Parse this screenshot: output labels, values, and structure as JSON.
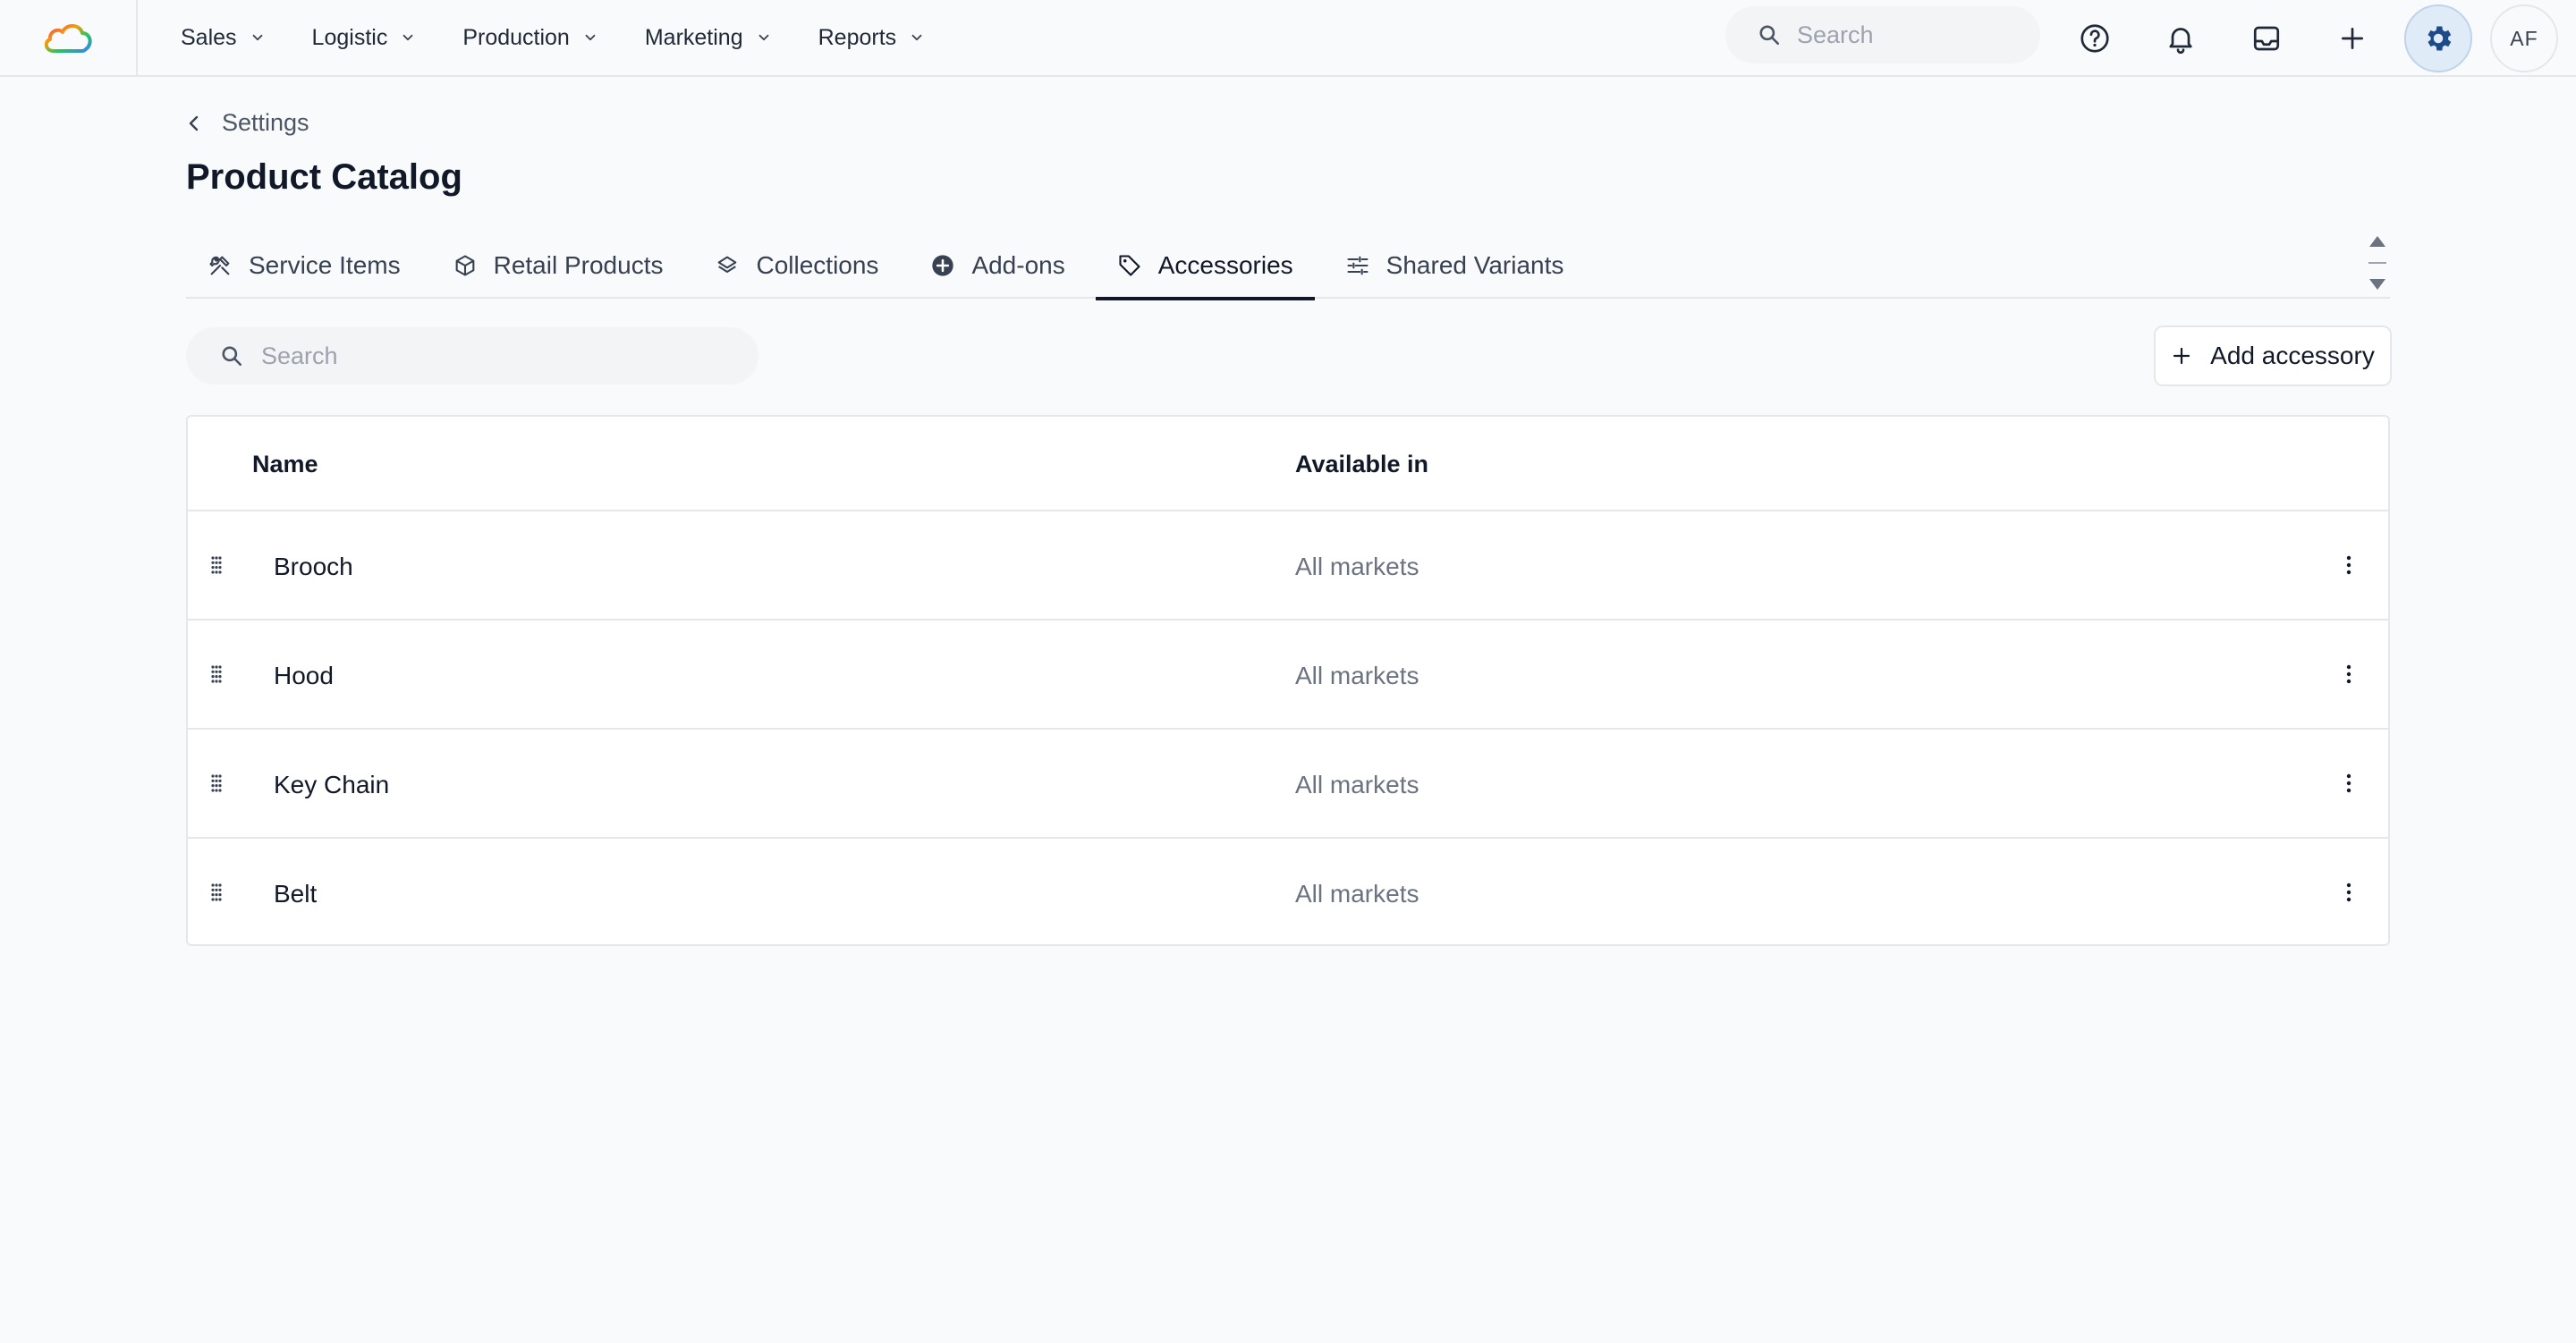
{
  "nav": {
    "items": [
      {
        "label": "Sales"
      },
      {
        "label": "Logistic"
      },
      {
        "label": "Production"
      },
      {
        "label": "Marketing"
      },
      {
        "label": "Reports"
      }
    ],
    "search_placeholder": "Search",
    "user_initials": "AF"
  },
  "header": {
    "breadcrumb": "Settings",
    "title": "Product Catalog"
  },
  "tabs": [
    {
      "label": "Service Items",
      "icon": "hammer-wrench-icon"
    },
    {
      "label": "Retail Products",
      "icon": "cube-icon"
    },
    {
      "label": "Collections",
      "icon": "layers-icon"
    },
    {
      "label": "Add-ons",
      "icon": "plus-circle-icon"
    },
    {
      "label": "Accessories",
      "icon": "tag-icon",
      "active": true
    },
    {
      "label": "Shared Variants",
      "icon": "sliders-icon"
    }
  ],
  "toolbar": {
    "search_placeholder": "Search",
    "add_label": "Add accessory"
  },
  "table": {
    "columns": [
      "Name",
      "Available in"
    ],
    "rows": [
      {
        "name": "Brooch",
        "available": "All markets"
      },
      {
        "name": "Hood",
        "available": "All markets"
      },
      {
        "name": "Key Chain",
        "available": "All markets"
      },
      {
        "name": "Belt",
        "available": "All markets"
      }
    ]
  },
  "colors": {
    "background": "#f9fafb",
    "accent": "#1e4a8a",
    "border": "#e5e7eb",
    "muted_text": "#6b7280"
  }
}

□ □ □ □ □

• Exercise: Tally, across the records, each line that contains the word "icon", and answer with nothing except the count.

• Response box: 6